[Study material — start]

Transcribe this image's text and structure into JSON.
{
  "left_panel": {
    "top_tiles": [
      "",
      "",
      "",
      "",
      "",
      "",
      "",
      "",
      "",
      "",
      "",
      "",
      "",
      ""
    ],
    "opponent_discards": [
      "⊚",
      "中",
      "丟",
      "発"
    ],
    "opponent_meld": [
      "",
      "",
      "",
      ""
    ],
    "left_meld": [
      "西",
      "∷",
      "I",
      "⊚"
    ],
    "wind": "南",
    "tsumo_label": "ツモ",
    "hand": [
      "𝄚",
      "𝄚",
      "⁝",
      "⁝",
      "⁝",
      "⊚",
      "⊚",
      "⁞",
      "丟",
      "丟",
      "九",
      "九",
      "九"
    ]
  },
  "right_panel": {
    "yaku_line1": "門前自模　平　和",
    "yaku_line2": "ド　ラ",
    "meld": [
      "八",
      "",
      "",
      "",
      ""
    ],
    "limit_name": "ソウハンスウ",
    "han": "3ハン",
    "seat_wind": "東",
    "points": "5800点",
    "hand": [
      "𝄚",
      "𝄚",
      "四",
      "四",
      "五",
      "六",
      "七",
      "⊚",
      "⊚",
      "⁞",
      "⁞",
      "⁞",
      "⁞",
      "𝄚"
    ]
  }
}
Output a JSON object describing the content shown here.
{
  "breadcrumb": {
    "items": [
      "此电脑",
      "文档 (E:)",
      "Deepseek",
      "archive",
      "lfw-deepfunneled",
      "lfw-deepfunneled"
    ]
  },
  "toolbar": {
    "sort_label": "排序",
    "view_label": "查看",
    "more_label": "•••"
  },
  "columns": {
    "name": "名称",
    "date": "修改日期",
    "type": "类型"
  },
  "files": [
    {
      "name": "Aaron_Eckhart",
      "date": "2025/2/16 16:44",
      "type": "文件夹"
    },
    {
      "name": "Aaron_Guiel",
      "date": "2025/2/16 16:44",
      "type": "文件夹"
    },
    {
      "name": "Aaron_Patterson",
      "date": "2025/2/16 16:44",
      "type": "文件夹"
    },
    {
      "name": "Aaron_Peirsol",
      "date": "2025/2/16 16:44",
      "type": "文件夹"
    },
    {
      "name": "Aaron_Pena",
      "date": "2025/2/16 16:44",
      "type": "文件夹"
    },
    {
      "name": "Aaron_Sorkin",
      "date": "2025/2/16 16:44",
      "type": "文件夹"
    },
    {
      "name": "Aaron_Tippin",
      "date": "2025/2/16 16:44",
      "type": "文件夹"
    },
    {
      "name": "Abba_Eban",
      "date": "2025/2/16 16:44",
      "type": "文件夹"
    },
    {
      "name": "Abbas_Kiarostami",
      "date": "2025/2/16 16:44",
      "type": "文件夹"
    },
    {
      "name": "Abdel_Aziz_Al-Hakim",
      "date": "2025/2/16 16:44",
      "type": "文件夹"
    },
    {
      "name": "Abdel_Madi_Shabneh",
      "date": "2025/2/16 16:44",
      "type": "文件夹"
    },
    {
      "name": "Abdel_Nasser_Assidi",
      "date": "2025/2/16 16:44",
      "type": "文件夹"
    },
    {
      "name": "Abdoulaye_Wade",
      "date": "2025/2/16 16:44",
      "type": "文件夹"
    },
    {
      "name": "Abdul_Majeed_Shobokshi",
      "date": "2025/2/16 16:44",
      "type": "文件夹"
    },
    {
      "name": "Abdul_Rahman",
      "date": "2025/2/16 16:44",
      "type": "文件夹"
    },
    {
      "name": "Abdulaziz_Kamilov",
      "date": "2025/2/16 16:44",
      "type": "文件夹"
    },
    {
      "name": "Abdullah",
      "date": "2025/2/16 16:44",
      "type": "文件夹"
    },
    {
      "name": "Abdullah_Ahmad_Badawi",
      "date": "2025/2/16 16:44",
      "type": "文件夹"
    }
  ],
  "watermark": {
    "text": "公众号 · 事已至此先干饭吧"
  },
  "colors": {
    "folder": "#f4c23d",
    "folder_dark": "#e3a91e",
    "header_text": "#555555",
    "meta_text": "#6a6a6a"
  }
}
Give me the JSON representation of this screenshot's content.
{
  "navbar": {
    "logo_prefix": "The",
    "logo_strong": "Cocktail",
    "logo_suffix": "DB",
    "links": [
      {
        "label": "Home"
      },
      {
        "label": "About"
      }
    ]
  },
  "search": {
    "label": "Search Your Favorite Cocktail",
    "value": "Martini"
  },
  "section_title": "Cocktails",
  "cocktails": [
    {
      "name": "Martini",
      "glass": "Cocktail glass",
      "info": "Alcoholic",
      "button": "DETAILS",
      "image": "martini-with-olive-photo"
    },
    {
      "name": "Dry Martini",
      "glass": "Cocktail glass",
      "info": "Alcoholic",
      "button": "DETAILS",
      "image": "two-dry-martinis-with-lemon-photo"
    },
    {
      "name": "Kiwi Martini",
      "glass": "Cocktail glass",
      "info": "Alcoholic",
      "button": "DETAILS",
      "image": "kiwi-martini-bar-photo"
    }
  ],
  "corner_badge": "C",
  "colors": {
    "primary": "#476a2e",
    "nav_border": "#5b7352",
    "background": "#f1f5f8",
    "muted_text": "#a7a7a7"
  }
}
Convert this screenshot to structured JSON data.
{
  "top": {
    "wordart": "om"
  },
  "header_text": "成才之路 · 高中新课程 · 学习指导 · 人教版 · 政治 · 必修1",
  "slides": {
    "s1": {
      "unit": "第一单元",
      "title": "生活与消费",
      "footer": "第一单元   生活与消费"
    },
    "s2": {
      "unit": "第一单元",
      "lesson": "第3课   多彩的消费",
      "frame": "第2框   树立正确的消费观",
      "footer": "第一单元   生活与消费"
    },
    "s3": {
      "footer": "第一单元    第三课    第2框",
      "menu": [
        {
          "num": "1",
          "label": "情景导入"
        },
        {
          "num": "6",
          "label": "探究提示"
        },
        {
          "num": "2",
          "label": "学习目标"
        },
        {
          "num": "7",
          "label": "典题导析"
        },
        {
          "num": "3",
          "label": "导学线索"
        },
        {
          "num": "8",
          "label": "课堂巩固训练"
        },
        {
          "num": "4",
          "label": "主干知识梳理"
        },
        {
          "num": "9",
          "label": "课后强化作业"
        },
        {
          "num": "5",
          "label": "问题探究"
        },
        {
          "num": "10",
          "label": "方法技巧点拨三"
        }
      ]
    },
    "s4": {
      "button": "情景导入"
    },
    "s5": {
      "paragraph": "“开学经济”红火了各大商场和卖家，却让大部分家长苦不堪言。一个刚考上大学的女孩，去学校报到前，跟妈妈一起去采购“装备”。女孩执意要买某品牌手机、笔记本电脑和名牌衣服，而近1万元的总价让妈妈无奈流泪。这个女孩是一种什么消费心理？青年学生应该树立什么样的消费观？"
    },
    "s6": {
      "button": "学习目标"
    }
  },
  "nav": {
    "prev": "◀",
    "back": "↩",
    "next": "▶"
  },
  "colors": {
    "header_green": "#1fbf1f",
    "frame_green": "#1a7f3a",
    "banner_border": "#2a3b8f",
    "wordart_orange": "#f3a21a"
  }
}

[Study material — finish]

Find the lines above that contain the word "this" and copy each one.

Transcribe this image's text and structure into JSON.
Give me the JSON representation of this screenshot's content.
Convert this screenshot to structured JSON data.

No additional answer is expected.